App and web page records

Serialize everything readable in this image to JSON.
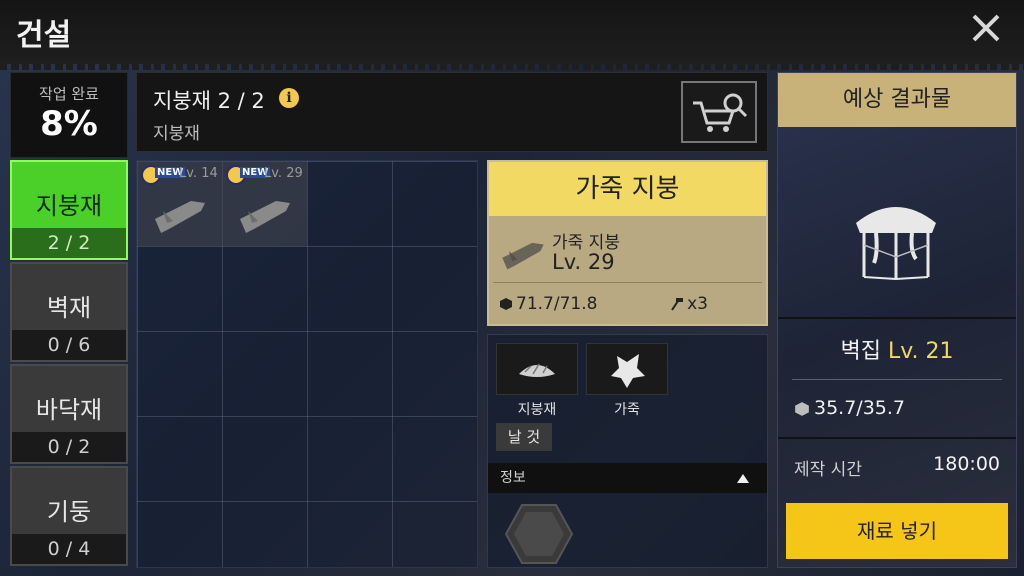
{
  "window": {
    "title": "건설",
    "close_icon": "close-icon"
  },
  "sidebar": {
    "progress_label": "작업 완료",
    "progress_value": "8%",
    "categories": [
      {
        "name": "지붕재",
        "count": "2 / 2",
        "active": true
      },
      {
        "name": "벽재",
        "count": "0 / 6",
        "active": false
      },
      {
        "name": "바닥재",
        "count": "0 / 2",
        "active": false
      },
      {
        "name": "기둥",
        "count": "0 / 4",
        "active": false
      }
    ]
  },
  "header": {
    "title": "지붕재 2 / 2",
    "info_icon": "i",
    "subtitle": "지붕재",
    "shop_icon": "cart-search-icon"
  },
  "inventory": {
    "slots": [
      {
        "badge": "NEW",
        "level": "Lv. 14"
      },
      {
        "badge": "NEW",
        "level": "Lv. 29"
      }
    ]
  },
  "detail": {
    "title": "가죽 지붕",
    "item_name": "가죽 지붕",
    "item_level": "Lv. 29",
    "durability": "71.7/71.8",
    "count": "x3"
  },
  "materials": {
    "items": [
      {
        "label": "지붕재"
      },
      {
        "label": "가죽"
      }
    ],
    "raw_label": "날 것",
    "info_label": "정보"
  },
  "result": {
    "title": "예상 결과물",
    "name": "벽집",
    "level": "Lv. 21",
    "durability": "35.7/35.7",
    "time_label": "제작 시간",
    "time_value": "180:00",
    "button_label": "재료 넣기"
  },
  "colors": {
    "accent_yellow": "#f5c518",
    "active_green": "#4bd02a",
    "card_title": "#f1d964"
  }
}
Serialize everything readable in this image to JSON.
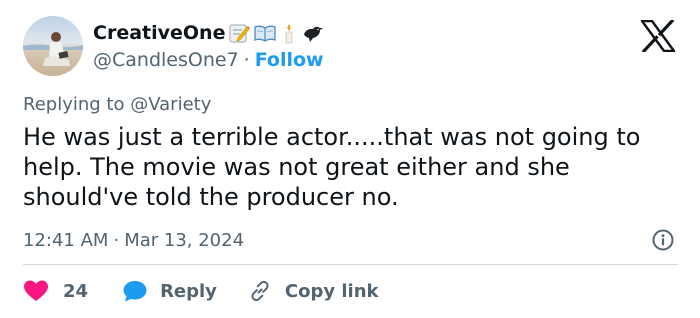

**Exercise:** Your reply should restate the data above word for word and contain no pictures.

**The completed task:**
Serialize everything readable in this image to JSON.
{
  "window": {
    "title": "건설",
    "close_icon": "close-icon"
  },
  "sidebar": {
    "progress_label": "작업 완료",
    "progress_value": "8%",
    "categories": [
      {
        "name": "지붕재",
        "count": "2 / 2",
        "active": true
      },
      {
        "name": "벽재",
        "count": "0 / 6",
        "active": false
      },
      {
        "name": "바닥재",
        "count": "0 / 2",
        "active": false
      },
      {
        "name": "기둥",
        "count": "0 / 4",
        "active": false
      }
    ]
  },
  "header": {
    "title": "지붕재 2 / 2",
    "info_icon": "i",
    "subtitle": "지붕재",
    "shop_icon": "cart-search-icon"
  },
  "inventory": {
    "slots": [
      {
        "badge": "NEW",
        "level": "Lv. 14"
      },
      {
        "badge": "NEW",
        "level": "Lv. 29"
      }
    ]
  },
  "detail": {
    "title": "가죽 지붕",
    "item_name": "가죽 지붕",
    "item_level": "Lv. 29",
    "durability": "71.7/71.8",
    "count": "x3"
  },
  "materials": {
    "items": [
      {
        "label": "지붕재"
      },
      {
        "label": "가죽"
      }
    ],
    "raw_label": "날 것",
    "info_label": "정보"
  },
  "result": {
    "title": "예상 결과물",
    "name": "벽집",
    "level": "Lv. 21",
    "durability": "35.7/35.7",
    "time_label": "제작 시간",
    "time_value": "180:00",
    "button_label": "재료 넣기"
  },
  "colors": {
    "accent_yellow": "#f5c518",
    "active_green": "#4bd02a",
    "card_title": "#f1d964"
  }
}
Serialize everything readable in this image to JSON.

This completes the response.